Prey depletion leads to changes in composition of marine prey species and widespread overfishing may result in shifts in distributions of cetaceans or changes to alternative prey sources.

Disturbance is generally considered a significant change in pattern of normal behaviour as a result of human activity. Behavioural change can occur as a result of disturbance, either by noise pollution or the physical presence of an activity, such as pile-driving (for coastal development, including marine renewable energy) or vessels, ranging from shipping traffic and recreational jet skis, but also including commercial boat-based cetacean watching activities. Anthropogenic marine noise pollution comes from vessels, military activities, industrial developments (including oil and gas; marine renewable energy; ports and harbours), dredging and fisheries anti-predation devices. All of which occur in porpoises habitats.

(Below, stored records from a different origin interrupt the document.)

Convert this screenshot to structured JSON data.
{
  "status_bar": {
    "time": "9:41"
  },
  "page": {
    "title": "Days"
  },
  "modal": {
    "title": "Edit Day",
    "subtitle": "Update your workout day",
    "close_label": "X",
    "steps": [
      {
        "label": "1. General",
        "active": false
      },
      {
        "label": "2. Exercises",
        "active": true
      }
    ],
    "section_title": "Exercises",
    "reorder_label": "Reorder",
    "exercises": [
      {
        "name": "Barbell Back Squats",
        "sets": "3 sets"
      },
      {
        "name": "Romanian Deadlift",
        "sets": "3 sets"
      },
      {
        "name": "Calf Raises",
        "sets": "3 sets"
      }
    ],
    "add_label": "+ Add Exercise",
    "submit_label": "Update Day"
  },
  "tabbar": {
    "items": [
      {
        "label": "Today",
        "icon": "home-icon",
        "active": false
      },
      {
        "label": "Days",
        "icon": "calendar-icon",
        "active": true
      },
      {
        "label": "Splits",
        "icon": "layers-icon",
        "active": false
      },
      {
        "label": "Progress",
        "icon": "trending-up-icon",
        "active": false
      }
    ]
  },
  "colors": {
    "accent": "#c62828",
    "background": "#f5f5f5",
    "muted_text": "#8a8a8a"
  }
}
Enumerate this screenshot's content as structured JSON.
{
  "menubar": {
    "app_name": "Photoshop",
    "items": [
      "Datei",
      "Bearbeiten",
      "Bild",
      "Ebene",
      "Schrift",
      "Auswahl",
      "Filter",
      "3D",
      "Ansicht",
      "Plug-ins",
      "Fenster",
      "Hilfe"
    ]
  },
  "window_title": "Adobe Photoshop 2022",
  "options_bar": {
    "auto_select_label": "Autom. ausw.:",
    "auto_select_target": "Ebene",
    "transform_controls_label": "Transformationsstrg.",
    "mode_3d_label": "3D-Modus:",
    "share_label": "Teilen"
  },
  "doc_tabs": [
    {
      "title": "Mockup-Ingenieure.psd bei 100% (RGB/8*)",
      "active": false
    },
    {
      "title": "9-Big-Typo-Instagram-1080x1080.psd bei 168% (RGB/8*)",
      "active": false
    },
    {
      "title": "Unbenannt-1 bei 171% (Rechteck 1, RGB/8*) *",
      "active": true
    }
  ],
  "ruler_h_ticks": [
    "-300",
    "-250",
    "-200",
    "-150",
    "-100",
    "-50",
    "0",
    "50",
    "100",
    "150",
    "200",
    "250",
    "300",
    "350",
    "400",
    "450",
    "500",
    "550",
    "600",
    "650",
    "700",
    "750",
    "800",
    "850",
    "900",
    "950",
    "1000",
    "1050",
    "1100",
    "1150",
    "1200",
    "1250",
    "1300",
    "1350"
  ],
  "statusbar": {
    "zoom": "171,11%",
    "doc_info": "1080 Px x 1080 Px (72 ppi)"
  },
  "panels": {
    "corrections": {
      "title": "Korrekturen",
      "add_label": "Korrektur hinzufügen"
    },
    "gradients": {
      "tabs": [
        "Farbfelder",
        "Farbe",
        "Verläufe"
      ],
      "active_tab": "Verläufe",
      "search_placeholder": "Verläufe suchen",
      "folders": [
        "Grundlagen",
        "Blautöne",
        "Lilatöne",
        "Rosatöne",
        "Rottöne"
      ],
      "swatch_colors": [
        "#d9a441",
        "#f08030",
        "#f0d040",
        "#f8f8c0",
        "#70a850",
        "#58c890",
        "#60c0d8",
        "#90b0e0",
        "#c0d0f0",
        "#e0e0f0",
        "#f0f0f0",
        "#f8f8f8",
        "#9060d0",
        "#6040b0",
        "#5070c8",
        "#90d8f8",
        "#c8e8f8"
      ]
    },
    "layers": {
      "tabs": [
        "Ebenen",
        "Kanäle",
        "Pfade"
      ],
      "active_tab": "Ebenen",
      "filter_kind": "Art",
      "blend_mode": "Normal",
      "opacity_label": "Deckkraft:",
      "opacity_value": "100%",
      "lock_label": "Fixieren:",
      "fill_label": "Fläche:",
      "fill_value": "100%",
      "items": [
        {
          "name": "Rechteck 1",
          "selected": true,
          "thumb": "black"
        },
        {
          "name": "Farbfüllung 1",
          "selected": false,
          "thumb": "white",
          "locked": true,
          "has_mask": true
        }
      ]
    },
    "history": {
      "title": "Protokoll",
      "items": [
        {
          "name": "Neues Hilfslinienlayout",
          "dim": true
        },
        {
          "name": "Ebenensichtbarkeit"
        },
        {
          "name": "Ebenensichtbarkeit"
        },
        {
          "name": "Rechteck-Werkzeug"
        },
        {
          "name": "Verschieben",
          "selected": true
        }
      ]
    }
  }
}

An estimated 90% of the European population of harbour porpoises is found in UK waters according to the UK Biodiversity Action Plan. The European Environment Agency assigned a status of 'unfavourable - inadequate' for harbour porpoises in the marine Atlantic region for the reporting period 2009, and the Baltic Sea harbour porpoise sub-population is considered 'vulnerable' on the IUCN Red List of Threatened Species.

EU Habitats Directive

The European Union (EU) Habitats and Species Directive (also known for short as the Habitats Directive) recognises harbour porpoises as both a ‘species of community interest whose conservation requires the designation of special areas of conservation’ (SACs), and as a ‘species of community interest in need of strict protection’.

Because of the EU Directive, all Member States had a duty to designate SACs for harbour porpoises (to help ensure that they survive and thrive in the future) by 2008. SACs of each country were then expected to form part of a coherent network of SACs found throughout the territories and waters of EU Member States, to be put in place by 2012. This project to create a network of SACs spanning the EU is called Natura 2000. Yet the development of the Natura 2000 network within the marine environment has lagged significantly in comparison to terrestrial coverage.

ALL EU countries have a duty to designate protected areas for harbour porpoises. A coherent network of marine protected areas should have been in place by the end of 2012.

How are those with responsibility for implementing the Habitats Directive doing?